**Supplied data:**
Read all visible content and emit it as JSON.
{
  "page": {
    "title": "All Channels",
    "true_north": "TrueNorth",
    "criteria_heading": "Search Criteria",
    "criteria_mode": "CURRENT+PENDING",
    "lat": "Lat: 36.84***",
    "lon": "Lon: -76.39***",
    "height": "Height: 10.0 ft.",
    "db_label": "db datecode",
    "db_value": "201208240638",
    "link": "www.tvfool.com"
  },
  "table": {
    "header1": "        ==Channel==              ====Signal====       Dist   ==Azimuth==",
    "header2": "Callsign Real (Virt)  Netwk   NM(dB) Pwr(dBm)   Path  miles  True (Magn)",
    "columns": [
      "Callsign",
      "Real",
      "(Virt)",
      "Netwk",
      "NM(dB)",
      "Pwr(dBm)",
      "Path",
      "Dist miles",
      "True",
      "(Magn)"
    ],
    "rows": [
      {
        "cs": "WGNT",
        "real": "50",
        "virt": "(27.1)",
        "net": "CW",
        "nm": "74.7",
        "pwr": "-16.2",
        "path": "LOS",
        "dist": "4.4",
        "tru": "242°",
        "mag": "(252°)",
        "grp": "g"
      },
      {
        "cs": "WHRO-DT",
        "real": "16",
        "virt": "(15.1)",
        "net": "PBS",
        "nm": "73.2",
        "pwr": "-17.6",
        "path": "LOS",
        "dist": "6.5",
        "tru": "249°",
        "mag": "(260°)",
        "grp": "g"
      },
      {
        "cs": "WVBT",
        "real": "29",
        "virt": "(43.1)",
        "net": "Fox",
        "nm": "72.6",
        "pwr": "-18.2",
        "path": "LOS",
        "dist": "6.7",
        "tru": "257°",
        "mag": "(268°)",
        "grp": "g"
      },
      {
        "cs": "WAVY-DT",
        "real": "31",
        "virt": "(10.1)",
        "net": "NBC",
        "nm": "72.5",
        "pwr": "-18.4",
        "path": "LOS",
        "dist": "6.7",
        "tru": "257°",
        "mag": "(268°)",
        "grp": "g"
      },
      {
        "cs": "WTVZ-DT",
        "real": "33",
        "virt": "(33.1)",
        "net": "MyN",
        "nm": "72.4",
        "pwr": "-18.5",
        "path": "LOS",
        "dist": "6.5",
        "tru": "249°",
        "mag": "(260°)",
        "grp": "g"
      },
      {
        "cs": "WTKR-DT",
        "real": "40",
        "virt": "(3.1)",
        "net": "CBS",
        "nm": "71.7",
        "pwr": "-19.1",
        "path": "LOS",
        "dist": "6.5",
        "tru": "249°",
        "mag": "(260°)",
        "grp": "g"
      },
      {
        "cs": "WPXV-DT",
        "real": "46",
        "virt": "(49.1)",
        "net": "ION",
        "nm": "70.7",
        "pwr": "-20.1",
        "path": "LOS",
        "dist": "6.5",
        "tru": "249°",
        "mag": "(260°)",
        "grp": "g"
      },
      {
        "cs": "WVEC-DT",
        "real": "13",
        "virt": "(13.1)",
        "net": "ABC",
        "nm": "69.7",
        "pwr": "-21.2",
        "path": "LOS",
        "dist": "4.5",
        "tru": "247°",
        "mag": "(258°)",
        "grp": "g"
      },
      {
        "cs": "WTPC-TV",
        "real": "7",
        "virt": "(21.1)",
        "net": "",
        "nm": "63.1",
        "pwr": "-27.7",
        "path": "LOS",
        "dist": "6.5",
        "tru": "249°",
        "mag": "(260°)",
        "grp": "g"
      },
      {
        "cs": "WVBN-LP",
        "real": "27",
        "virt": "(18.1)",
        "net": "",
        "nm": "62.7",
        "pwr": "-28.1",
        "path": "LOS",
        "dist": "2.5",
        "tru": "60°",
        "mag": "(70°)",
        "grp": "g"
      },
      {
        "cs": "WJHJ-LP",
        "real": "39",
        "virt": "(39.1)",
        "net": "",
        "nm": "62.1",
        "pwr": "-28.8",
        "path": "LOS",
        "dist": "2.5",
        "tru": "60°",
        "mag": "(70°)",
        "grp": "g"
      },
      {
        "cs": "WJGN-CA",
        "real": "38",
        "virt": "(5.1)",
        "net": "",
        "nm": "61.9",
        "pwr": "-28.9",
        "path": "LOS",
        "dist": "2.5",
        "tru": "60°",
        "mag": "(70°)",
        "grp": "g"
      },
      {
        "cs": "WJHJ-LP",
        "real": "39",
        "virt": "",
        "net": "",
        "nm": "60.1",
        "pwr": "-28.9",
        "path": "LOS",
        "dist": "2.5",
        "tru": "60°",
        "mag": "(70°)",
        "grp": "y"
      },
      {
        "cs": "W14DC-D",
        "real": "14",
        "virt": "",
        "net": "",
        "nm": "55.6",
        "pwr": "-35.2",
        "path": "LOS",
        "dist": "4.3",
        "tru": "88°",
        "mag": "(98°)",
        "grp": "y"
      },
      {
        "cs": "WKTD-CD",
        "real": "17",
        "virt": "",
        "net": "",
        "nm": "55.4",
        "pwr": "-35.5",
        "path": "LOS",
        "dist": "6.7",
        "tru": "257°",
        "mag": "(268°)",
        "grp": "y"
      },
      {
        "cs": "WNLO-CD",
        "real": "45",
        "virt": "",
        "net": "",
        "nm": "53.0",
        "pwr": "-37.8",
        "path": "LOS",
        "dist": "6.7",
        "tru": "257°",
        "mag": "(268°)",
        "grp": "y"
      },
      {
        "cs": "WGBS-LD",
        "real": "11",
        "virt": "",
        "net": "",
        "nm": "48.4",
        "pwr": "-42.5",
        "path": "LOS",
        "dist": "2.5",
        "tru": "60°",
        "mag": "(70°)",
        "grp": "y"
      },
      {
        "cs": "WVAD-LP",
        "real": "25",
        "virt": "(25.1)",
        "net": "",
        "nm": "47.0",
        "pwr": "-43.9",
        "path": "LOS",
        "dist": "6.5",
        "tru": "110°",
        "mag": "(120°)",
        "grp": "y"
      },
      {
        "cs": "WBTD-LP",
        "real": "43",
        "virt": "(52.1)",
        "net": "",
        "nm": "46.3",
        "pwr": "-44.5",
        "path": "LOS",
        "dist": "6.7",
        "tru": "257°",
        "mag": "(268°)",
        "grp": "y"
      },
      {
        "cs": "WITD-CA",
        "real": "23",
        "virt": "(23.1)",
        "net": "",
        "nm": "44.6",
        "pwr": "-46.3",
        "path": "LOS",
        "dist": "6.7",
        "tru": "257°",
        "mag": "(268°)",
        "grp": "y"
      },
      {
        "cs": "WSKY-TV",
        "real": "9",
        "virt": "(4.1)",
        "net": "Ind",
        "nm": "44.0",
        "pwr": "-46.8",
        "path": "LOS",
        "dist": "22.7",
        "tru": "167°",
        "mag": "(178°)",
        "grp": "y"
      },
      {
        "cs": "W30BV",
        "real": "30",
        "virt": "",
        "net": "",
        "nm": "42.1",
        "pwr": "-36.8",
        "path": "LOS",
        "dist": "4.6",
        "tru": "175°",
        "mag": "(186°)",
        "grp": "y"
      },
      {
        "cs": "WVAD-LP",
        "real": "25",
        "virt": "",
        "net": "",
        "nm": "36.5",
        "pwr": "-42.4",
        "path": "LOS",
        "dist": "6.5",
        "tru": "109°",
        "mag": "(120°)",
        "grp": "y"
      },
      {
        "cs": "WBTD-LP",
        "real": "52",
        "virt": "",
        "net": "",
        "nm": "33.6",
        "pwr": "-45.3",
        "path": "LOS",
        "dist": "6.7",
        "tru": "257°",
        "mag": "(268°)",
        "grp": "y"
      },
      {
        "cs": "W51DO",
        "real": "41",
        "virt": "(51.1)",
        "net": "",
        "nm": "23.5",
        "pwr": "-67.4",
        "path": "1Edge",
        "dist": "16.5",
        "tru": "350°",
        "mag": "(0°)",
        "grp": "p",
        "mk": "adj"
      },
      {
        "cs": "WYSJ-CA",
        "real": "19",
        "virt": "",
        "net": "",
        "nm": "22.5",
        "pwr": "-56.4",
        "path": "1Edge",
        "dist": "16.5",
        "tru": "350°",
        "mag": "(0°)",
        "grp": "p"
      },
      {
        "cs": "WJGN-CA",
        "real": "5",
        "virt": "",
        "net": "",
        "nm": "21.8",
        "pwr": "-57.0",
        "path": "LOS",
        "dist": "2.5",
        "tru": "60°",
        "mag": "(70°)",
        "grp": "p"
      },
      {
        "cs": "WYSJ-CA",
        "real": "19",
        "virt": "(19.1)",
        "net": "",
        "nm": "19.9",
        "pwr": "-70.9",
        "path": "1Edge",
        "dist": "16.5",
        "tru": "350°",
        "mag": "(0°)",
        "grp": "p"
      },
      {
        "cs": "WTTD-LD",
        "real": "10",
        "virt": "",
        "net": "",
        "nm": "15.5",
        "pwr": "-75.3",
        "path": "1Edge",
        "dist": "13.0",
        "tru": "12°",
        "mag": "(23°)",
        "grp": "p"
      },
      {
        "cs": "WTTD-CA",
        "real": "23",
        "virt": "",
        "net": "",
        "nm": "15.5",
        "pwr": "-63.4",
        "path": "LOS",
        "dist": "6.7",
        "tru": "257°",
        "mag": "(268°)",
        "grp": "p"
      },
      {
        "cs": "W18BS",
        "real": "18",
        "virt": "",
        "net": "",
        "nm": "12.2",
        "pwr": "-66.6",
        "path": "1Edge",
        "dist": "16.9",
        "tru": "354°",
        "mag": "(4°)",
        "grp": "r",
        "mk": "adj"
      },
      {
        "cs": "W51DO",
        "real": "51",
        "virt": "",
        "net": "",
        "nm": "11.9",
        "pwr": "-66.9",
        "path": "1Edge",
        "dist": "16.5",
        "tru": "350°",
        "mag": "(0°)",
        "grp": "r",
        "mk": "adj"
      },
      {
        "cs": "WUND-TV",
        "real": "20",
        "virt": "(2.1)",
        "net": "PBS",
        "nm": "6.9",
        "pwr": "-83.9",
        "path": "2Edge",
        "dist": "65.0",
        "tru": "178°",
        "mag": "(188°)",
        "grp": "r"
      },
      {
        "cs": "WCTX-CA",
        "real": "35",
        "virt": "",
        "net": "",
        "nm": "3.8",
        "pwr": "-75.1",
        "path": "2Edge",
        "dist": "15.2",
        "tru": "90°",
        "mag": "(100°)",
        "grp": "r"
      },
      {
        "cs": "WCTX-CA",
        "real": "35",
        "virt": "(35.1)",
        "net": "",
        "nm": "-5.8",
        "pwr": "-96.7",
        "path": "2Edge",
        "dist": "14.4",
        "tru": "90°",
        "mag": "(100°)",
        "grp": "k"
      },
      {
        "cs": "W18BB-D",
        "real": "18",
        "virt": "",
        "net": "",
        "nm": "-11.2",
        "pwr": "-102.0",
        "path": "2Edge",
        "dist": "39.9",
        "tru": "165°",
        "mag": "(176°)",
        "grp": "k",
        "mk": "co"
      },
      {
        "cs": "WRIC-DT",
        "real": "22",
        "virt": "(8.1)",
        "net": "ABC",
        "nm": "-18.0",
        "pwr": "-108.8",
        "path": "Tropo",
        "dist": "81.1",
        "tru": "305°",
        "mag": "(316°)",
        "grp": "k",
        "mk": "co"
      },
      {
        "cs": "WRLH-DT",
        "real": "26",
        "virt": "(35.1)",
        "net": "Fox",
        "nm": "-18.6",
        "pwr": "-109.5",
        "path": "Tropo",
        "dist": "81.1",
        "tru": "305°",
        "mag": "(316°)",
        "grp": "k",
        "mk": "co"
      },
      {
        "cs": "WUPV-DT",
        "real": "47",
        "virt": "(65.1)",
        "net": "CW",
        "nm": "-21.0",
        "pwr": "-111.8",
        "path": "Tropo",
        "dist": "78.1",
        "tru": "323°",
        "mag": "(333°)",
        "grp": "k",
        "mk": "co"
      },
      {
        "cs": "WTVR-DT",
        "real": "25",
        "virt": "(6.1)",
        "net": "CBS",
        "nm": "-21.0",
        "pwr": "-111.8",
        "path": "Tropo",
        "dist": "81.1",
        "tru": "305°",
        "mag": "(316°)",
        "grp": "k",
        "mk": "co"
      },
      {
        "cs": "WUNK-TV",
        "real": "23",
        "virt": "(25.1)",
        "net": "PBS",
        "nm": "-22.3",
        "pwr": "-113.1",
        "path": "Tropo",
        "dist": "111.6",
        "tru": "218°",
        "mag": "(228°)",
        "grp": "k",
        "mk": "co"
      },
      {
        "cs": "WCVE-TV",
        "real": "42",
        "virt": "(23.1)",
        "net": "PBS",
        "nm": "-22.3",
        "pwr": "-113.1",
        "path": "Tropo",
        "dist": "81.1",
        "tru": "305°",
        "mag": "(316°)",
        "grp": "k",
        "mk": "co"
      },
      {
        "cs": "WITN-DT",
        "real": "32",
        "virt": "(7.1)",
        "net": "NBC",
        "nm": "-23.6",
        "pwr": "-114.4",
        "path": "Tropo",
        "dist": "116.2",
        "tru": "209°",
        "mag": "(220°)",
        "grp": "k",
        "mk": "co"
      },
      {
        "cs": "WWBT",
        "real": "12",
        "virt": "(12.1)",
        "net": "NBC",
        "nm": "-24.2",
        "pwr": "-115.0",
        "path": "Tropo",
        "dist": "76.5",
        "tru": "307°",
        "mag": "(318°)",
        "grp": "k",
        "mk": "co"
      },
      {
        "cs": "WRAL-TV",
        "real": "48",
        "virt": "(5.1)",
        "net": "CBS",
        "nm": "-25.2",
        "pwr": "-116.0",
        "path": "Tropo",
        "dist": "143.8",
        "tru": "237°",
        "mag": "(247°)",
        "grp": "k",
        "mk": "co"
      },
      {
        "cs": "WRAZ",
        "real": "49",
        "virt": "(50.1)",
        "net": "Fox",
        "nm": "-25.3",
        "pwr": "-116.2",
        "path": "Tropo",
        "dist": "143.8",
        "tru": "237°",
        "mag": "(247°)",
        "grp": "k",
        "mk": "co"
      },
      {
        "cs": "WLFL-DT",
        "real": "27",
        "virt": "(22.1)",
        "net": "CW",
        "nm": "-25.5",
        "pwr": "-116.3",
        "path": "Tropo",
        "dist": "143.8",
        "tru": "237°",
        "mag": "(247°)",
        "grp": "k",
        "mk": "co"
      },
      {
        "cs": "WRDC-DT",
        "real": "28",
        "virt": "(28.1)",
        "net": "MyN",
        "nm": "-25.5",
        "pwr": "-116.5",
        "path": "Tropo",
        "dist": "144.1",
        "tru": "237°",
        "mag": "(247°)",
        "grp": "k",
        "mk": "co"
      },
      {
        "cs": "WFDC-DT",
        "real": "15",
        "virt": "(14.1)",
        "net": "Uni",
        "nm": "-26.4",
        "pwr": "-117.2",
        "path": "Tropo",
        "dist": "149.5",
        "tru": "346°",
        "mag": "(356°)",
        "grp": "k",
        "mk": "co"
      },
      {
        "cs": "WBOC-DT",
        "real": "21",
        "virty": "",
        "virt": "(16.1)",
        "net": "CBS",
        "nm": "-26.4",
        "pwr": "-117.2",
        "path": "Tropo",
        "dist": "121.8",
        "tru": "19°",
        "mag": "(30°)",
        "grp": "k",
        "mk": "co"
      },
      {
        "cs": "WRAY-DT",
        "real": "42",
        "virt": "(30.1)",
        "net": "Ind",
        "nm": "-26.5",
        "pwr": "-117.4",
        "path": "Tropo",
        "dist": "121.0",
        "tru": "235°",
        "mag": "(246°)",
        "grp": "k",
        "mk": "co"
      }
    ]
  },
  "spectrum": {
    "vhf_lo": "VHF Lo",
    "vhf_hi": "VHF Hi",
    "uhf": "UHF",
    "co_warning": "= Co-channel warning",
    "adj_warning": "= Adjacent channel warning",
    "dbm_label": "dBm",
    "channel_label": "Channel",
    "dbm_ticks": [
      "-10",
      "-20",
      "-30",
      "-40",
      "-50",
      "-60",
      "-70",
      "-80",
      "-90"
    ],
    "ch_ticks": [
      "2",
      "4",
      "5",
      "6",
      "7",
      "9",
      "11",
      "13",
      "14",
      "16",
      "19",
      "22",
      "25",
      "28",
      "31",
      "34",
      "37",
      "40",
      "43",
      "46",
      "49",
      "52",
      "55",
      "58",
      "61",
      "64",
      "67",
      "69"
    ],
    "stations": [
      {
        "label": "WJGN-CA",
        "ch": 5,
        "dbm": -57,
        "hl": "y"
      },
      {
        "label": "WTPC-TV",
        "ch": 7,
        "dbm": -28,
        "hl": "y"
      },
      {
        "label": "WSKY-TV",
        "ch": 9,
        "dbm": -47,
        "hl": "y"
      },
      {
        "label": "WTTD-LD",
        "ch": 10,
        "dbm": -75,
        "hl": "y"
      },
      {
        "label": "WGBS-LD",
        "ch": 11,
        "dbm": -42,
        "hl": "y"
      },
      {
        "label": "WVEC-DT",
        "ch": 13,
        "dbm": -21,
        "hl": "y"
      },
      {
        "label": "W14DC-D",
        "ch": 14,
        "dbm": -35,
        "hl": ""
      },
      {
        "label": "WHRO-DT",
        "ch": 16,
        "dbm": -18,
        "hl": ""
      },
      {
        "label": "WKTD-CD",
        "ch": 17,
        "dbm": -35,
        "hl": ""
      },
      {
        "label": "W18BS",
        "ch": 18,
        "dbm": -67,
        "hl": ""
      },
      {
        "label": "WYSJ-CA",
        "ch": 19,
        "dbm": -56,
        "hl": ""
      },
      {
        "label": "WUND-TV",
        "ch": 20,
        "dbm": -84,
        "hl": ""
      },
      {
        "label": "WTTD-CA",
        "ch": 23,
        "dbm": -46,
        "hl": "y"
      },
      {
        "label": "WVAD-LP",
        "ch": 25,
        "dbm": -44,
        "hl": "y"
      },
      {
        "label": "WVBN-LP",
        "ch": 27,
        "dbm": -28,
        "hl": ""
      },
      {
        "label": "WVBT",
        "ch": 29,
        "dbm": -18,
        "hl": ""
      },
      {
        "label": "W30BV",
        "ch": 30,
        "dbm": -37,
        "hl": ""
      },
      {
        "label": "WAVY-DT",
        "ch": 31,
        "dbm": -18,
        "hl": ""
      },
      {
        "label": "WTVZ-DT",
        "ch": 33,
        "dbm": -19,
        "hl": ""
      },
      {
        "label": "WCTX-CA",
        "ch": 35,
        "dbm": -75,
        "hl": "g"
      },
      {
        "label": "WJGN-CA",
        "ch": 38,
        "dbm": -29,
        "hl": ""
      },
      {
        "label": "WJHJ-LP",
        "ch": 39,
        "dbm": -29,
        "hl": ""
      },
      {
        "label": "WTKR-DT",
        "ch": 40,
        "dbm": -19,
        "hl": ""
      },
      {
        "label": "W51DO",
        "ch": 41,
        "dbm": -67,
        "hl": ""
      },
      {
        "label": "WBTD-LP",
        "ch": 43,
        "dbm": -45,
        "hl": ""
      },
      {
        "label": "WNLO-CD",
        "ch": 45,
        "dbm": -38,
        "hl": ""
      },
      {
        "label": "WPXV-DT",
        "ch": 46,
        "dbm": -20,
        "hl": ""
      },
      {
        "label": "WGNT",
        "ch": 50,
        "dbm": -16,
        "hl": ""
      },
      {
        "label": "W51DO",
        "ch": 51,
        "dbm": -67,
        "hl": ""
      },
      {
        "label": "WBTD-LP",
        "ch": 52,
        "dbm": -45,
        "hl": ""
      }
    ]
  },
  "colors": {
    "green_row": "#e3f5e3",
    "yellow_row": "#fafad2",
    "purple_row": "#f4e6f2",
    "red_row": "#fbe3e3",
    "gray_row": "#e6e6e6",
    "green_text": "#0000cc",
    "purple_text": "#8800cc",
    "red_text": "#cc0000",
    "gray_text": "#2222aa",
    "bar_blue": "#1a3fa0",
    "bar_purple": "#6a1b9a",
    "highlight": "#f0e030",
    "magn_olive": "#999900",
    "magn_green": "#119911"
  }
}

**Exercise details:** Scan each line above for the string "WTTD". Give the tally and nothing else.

**Result of the task:** 4